January 11, 2023

Help! I'm a digital hoarder

Reading Time: 4 mins

I’ve been obsessively watching the TV show Hoarders over the last few weeks and it’s been pretty eye-opening to see the commonalities between the different episodes.

One of the traits many hoarders share is the notion of keeping things in case they might need them.

This is something that got me thinking about my digital life and the idea of digital hoarding.

My first Procreate picture - following a tutorial

Being A Digital Hoarder

I’m completely guilty of keeping certain notes or files in case I need them in the future. Chances are I have no use for them and they should be trashed.

The amount of screenshots and photos on my camera roll alone is quickly filling up my online storage.

Sure, it’s different in a digital space as there’s no physical room taken up in your house by papers, books, articles, podcasts, and videos. (Side note: what would a podcast look like in the physical world? 🤔)

However, having too much digital clutter can take up space on your computer and your mind.

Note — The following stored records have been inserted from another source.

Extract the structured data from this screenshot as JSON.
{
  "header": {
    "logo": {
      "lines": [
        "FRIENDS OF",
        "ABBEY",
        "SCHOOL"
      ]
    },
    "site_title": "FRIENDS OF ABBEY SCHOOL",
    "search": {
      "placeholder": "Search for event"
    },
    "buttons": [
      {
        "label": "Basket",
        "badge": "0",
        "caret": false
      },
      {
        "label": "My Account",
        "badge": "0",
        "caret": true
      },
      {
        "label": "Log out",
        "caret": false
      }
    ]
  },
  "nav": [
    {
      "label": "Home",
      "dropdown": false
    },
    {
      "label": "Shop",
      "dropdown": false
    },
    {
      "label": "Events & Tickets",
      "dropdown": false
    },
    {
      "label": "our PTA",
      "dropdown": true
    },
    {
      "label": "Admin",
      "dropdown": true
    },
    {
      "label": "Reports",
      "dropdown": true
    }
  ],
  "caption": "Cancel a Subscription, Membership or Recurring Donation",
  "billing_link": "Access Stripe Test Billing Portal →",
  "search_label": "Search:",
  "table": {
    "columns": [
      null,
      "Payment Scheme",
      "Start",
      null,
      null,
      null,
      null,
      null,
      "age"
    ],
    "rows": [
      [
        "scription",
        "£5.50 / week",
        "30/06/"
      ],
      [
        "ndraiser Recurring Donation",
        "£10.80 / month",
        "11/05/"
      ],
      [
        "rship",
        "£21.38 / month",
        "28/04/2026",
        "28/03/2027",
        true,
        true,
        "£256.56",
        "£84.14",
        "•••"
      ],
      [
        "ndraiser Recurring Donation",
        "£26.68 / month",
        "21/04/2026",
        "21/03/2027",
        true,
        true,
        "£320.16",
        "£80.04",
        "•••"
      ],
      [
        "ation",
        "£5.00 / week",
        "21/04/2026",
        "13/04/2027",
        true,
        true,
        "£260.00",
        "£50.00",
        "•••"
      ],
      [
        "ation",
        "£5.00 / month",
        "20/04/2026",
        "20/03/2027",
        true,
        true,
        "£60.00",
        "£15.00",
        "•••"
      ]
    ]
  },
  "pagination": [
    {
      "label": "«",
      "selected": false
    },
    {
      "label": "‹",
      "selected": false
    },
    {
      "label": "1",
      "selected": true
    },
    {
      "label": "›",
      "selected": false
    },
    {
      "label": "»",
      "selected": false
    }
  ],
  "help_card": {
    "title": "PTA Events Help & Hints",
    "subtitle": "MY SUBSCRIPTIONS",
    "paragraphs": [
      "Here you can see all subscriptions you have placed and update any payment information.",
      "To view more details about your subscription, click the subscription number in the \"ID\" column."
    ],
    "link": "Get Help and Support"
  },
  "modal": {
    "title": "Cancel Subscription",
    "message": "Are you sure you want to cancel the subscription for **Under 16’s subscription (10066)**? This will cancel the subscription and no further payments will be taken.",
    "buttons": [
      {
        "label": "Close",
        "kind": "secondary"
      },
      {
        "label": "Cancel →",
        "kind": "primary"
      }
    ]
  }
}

For instance, not being able to find that digital copy of a receipt or a particularly important work document can be frustrating.

Why I Love Collecting

The act of collecting is a great feeling. Our brain is rewarded with a shot of dopamine each time we add something to our collection, whether it’s needed or not.

I can’t tell you how much time I spend organizing and re-organizing my video game collection. Not physically but digitally. There’s nothing I enjoy more than finding new ways to organize and display digital representations of my video games.

Seeing my collection on a screen gives me a warm and fuzzy feeling inside that I try to replicate with everything else I can possibly collect.

The Downside Of Digital Hoarding

We enjoy the feeling of collecting lots of information that we think may be useful at some point in the future. Quotes, information, statistics.

The problem is the information is useless to us unless we actively process this information into our own knowledge management systems. To know about something isn’t the same as understanding something.

Also, over time we can pile up so much “information” that it becomes too intimidating to look through and process. So we just ignore it.

Is What I Already Have Really Useful?

The argument could be made that as long as your digital space is organized and searchable then there’s no issue with hoarding.

I’m not sure if this is true for me.

I have started to look through my vault of over 1000 notes to see what actually holds value for me. Do my notes “spark joy”, as Marie Kondo would say? (Yes that’s a corny reference at this point but it’s still suitable here!)

One of my Evergreen notes is [[PEEL technique for persuasive writing]]. I captured this note when reading the article [[{a} Persuasive Writing Techniques - A Step-By-Step Approach]]. Honestly, I haven’t looked at it since nor do I find the information in any way useful for what I’m currently working on.

If the goal of a notes system is learning, idea generation, and content creation, this note isn’t accomplishing any of those things for me. That’s not to say this information isn’t useful to someone, just not for me and my current interests.

So why not just delete it?

When I frame it like that, I feel better about deleting the note because it’s not providing me with any value.

1 down, 1000 more to go…

How I’m Planning To Move Forward

1 Ask myself: is this really of value to me?

When I consider saving something in my digital notes collection, I will ask myself “is this something that’s actually of value to me?”. If not, then I’ll delete it, if so I’ll categorize/tag it, link it to some relevant note and file it away.

2 Continue to use a read-it-later app

This separates the collecting + reading processes. I can save articles into Omnivore to my heart’s content but I’ll only end up reading and making notes on the articles I’m interested in. Then when it comes time to move these notes into Obsidian I can further delete information that isn’t useful for me.

3 Set aside weekly blocks to review my inbox

During my weekly review, I’ll look through some of the items in my inbox and file them or delete them as necessary. I’ll also go through my camera roll and delete irrelevant photos. This will give me another opportunity to filter out non-important info.

4 Do a monthly purge of my unprocessed notes

Once a month, I’ll review anything in my unprocessed queue and delete what’s not necessary. This will allow me to start the next month with a clean slate.